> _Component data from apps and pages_
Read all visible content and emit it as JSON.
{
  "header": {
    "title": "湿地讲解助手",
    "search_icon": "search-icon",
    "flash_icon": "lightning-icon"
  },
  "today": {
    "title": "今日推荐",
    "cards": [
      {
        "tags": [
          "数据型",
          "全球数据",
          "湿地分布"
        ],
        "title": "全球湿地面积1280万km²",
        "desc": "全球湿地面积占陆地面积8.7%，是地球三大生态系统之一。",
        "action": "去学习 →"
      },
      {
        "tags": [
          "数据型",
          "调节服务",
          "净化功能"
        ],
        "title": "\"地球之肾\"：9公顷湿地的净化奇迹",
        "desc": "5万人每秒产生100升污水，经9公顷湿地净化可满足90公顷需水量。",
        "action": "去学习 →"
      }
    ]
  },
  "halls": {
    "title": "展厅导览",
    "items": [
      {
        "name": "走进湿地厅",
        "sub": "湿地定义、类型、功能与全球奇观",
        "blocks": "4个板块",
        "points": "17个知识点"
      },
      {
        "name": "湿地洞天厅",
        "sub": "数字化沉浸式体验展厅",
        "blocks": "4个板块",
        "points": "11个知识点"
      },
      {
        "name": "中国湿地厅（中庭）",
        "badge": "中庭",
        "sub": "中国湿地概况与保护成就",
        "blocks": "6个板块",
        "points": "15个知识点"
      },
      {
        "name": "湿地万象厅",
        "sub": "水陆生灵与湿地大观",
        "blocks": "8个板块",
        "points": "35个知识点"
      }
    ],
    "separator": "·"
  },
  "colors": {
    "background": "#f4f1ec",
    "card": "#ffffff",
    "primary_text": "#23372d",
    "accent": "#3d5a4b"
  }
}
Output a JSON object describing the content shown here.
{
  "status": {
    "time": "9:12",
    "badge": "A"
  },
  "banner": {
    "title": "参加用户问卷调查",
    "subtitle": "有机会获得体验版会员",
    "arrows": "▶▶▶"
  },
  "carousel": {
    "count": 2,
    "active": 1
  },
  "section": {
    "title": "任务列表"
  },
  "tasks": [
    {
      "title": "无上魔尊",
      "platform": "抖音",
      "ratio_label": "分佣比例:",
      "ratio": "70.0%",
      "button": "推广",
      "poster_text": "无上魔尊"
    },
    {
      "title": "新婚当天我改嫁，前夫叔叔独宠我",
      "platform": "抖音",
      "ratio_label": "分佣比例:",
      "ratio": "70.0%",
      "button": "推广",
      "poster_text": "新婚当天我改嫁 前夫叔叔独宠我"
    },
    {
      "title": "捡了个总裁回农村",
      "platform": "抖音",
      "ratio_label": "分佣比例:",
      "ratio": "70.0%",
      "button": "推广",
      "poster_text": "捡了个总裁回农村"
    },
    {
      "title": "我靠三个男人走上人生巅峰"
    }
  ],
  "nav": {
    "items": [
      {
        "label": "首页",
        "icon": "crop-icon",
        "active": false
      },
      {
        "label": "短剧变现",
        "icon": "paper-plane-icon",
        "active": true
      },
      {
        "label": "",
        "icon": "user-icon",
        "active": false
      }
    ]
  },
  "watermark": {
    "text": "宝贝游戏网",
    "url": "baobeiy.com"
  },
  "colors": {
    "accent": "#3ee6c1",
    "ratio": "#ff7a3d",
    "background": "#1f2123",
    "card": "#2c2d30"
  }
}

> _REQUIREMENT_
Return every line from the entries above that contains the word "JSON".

> _RESULT BELOW_
Read all visible content and emit it as JSON.
Output a JSON object describing the content shown here.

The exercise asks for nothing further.